- Task details: Across the listing below, how many lines include the word "this"? The answer is that number, with nothing added.

═════ Recorded information ═════

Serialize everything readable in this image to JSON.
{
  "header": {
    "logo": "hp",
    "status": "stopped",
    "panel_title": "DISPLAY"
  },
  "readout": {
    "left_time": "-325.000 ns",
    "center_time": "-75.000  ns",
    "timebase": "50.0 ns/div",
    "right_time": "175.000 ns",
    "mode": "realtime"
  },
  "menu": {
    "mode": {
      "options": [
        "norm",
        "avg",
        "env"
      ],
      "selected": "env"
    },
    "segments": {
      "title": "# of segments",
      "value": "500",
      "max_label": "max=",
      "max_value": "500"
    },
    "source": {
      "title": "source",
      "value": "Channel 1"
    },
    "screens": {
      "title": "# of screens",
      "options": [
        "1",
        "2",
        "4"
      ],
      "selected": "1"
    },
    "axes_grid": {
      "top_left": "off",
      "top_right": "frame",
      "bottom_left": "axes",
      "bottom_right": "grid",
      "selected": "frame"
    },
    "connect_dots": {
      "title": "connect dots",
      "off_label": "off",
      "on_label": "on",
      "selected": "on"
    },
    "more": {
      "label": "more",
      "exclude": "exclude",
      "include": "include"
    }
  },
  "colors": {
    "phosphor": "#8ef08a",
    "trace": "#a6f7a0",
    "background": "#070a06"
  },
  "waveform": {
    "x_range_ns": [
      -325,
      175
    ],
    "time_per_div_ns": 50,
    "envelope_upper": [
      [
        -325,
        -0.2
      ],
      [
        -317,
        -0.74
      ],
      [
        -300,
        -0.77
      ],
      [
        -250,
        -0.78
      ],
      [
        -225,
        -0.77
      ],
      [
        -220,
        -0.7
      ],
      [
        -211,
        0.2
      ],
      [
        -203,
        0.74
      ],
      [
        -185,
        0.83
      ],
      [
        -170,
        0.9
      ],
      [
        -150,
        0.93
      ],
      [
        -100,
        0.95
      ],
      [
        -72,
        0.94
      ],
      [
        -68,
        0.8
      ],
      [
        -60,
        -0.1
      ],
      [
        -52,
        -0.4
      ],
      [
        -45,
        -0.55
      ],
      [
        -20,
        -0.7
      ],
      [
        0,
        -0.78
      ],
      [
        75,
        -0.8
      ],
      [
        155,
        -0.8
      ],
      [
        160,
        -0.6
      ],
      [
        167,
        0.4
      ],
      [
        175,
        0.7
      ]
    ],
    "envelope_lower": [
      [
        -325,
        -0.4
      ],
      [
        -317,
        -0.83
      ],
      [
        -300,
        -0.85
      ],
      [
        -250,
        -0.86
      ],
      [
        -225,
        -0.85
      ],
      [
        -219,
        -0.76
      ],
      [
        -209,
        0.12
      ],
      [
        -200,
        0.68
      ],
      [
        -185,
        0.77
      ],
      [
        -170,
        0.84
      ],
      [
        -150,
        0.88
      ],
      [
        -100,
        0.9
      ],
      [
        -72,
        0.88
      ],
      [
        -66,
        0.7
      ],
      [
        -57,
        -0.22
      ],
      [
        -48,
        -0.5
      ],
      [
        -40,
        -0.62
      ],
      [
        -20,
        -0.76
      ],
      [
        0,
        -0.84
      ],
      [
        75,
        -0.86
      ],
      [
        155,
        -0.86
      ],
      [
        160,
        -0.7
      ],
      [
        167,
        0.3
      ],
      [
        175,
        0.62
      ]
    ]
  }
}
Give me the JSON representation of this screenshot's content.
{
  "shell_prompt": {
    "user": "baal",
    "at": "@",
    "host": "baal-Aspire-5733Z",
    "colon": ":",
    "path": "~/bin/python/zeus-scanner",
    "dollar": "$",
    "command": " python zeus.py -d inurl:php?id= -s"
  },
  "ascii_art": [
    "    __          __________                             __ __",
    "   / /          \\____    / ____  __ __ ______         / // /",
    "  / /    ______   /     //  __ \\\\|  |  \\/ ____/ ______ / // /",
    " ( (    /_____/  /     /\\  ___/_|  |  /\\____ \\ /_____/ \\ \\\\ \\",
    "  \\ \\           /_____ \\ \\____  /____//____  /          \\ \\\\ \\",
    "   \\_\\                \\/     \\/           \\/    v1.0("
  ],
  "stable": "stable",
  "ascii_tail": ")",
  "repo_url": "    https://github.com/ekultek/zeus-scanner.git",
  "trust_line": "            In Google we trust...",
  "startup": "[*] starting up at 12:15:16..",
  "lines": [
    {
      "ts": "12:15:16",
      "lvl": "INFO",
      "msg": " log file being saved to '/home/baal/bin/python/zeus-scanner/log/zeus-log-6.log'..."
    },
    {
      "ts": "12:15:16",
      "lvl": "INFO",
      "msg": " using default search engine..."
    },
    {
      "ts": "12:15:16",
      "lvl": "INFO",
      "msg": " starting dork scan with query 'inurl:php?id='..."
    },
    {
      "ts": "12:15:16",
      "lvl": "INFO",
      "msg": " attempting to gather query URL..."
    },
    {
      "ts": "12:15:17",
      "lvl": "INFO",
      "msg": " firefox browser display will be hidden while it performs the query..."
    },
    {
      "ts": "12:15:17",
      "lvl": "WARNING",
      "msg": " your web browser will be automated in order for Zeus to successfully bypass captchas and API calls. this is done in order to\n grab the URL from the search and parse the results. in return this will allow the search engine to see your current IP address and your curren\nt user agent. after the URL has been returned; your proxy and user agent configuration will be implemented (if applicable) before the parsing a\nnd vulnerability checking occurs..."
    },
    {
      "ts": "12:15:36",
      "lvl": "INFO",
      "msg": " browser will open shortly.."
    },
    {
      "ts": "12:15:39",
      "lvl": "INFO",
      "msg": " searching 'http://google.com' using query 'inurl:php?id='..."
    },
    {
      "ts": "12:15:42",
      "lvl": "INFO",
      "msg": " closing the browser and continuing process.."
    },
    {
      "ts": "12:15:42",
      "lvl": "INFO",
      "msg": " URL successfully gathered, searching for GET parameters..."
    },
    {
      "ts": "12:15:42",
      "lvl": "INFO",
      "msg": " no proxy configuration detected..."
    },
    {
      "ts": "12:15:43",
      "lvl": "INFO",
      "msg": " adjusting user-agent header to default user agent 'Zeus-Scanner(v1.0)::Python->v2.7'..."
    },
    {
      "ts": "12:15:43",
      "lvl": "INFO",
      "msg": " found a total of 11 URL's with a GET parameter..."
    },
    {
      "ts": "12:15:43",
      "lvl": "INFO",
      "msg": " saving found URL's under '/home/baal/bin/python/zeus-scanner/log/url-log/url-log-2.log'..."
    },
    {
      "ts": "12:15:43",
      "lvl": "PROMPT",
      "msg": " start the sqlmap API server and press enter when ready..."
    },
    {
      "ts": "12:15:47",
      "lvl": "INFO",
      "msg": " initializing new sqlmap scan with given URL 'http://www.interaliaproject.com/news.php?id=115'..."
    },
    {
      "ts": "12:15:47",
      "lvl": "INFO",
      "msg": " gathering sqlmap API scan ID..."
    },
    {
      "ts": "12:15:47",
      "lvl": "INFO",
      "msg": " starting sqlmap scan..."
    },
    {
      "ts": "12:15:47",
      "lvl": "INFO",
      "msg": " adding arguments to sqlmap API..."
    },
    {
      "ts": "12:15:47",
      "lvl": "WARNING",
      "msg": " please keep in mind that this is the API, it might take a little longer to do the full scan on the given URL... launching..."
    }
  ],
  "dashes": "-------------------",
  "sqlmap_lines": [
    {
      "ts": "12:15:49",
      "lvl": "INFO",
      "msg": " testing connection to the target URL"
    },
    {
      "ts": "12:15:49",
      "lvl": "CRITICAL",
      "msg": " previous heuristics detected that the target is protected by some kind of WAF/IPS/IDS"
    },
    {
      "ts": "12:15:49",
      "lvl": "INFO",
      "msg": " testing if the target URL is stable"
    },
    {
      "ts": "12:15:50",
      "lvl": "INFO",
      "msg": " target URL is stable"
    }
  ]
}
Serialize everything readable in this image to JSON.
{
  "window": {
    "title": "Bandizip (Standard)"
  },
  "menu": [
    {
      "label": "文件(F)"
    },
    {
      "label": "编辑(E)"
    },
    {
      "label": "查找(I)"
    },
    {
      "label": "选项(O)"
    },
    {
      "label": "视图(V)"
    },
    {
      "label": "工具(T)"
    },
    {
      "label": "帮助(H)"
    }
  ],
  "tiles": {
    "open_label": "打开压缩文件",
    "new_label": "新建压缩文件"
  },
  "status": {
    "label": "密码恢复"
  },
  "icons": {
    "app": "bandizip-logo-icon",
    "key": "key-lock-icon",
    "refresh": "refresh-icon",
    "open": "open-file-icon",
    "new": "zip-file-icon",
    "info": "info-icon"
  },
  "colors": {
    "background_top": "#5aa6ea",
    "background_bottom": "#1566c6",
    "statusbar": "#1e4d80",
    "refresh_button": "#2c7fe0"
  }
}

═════

- Answer below: 5